by John Rafferty
Using VOR Checkpoints En Route
Bloomington to Chicago/Midway
On a cross-country flight, you should be able to determine precisely where you are at any given moment; therefore, the use of en route checkpoints is essential.
On many cross-country routes, however, there are few, if any, reliable checkpoints on the ground. Even in actual flight, the terrain is often relatively undistinguished, and small towns and even airports can look very much alike from the air, so reliable physical-feature checkpoints may be few and far between.

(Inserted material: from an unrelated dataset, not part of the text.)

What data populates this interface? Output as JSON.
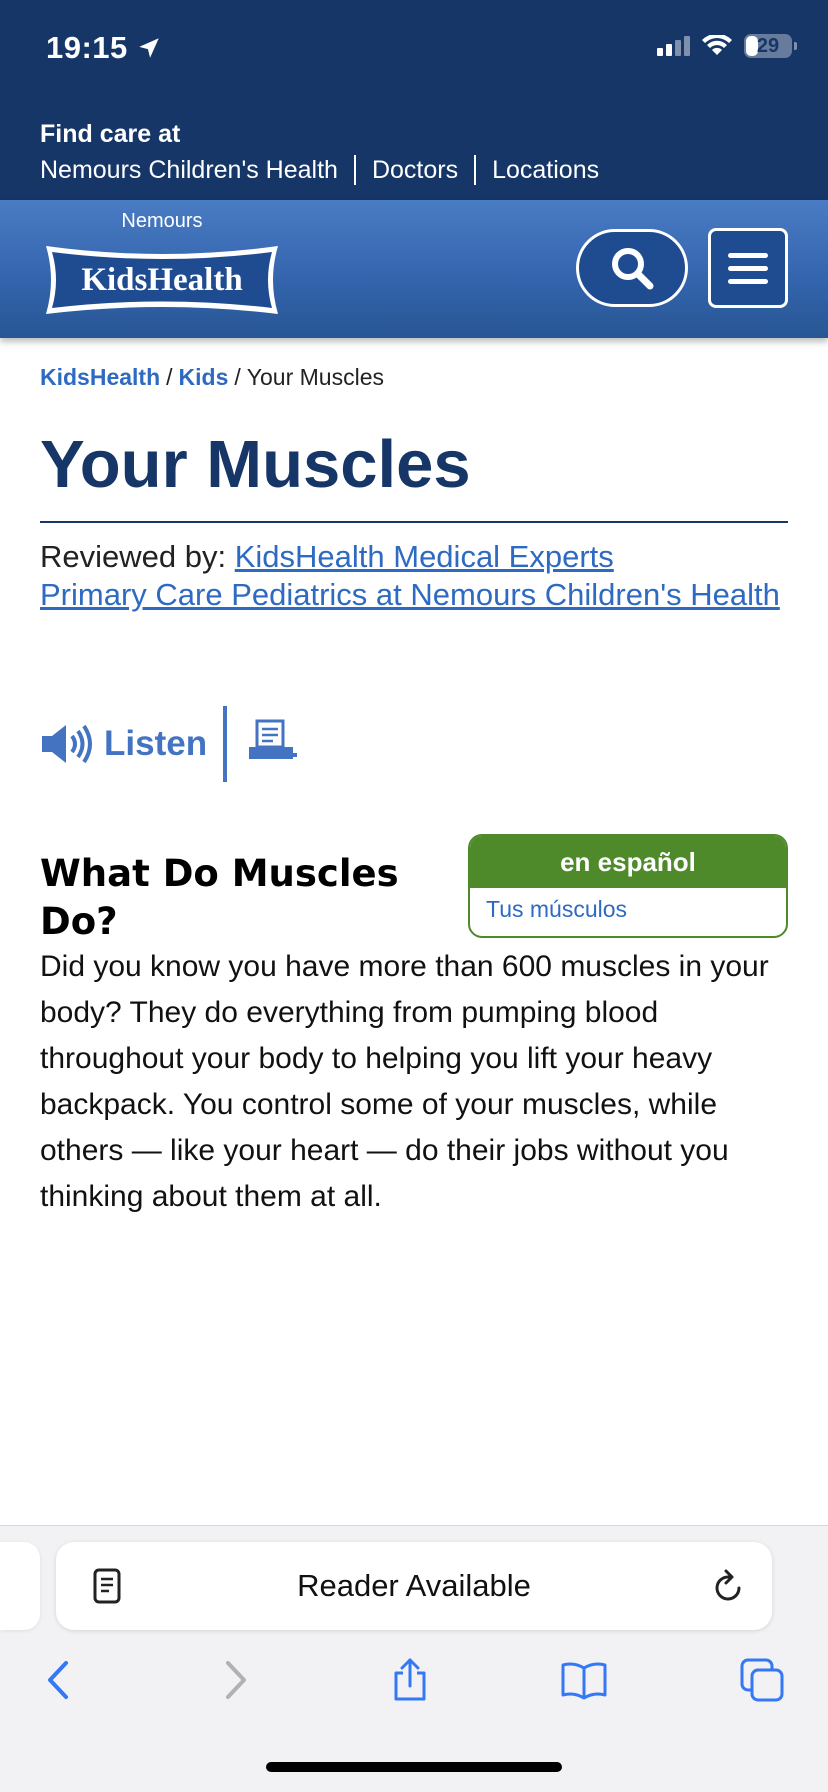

If you know how to use the VORs, however, your NAV receivers will provide you with reliable checkpoints virtually anywhere in the continental United States. On this flight, you'll learn how to bring NAV-2 into use for tracking your position en route.
You'll depart from Bloomington, which you'll find at the lower left of the Chicago Area chart; from there you'll track a radial north to the Joliet VOR, and then you'll turn east and proceed directly to Midway Airport.
You'll be using NAV-1 for the VOR radial you're tracking, and you'll be setting NAV-2 to a series of nearby VORs along the way—to monitor your position and to pick up a series of en route checkpoints.
The flight covers about 100 miles, which, at 120 knots, should take about 55 minutes. The route is shown in Figure 2-8.
This flight is somewhat pivotal: Once you can use the VORs in the manner described here, you'll be able to plan and efficiently navigate any cross-country simulator flight of your own choosing.
NAV-1 Setting. If you glance at the chart, you'll find the Joliet VOR up near Chicago. Before departure, you set NAV-1 to that station's 010° radial; in flight, you'll track that radial inbound to the station.
NAV-2 Setting. Notice the Peotone VOR, just to the right of your course. You set NAV-2 to Peotone, and, while you're using NAV-1 for tracking the inbound radial to Joliet, you'll be monitoring NAV-2 to track your position along the way, as you proceed across one Peotone radial to another.
Checkpoint 1. Depart Bloomington on Runway 11; then turn left to heading 050° during your climb, finally leveling off when you reach 3000 feet. The heading of 050° will give you a 40° intercept angle with the Joliet 010° degree radial—your first checkpoint—about 12 minutes after departure.
As the NAV-1 needle is about to center, glance at the clock and write down the time—your ATA at checkpoint 1. Then turn left to 010° and get the NAV-1 needle centered.
When established on course, calculate your ETA for checkpoint 2 and enter it on the form. (The distance to checkpoint 2 is 18 nautical miles, which at 120 knots will take about 9 minutes—your ETE for checkpoint 2. Add 9 minutes to your ATA at checkpoint 1 to get your ETA for checkpoint 2.)
Checkpoint 2. You'll have set NAV-2 to Peotone's R-240 before takeoff. Therefore, when the NAV-2 needle centers, you're on R-240. At that point, you write down the time and figure your ETA for checkpoint 3.
Then you set the NAV-2 bearing to 270, for checkpoint 3.
Position Between Checkpoints. As you proceed en route between checkpoints, toggle the OBS bearing on NAV-2 from time to time to track your position. Change the bearing up or down until the needle centers, and then the bearing indicator will reveal which Peotone radial you're actually on at the moment. That gives you an idea of just where you are and of how far you are from the next checkpoint.
Checkpoints 3 and 4. Checkpoint 3 is Peotone R-270, and the checkpoint 4 is station passage at the Joliet VOR. At that fourth checkpoint, the DME will read zero, and the NAV-2 needle will center with the bearing on Peotone R-304.
Note the time and write it down just before the DME falls to zero; then start your turn to 060° right at station passage.
Calculate your ETA for checkpoint 5 after you're established on your new course of 060°.
Checkpoint 5. The fifth and final checkpoint is Peotone R-348. At that point, you'll be 21 miles DME out of Joliet and about 8 miles from Midway airport, so be set up for the approach before you reach that checkpoint and begin your descent to Midway as soon as the checkpoint is reached.
Approach. You'll be cleared for a straight-in approach to Midway's Runway 4 Left. As you near the airport, therefore, you have to turn left to 040° to line up with the runway.
The set-up parameters follow. Make a freehand copy of the accompanying flight plan form on a plain 8 ½ x 11 inch pad now, for use en route.
|Set-Up for Bloomington:
|Flight Plan: Bloomington to Chicago/Midway ___/___/___
Not for use in navigation.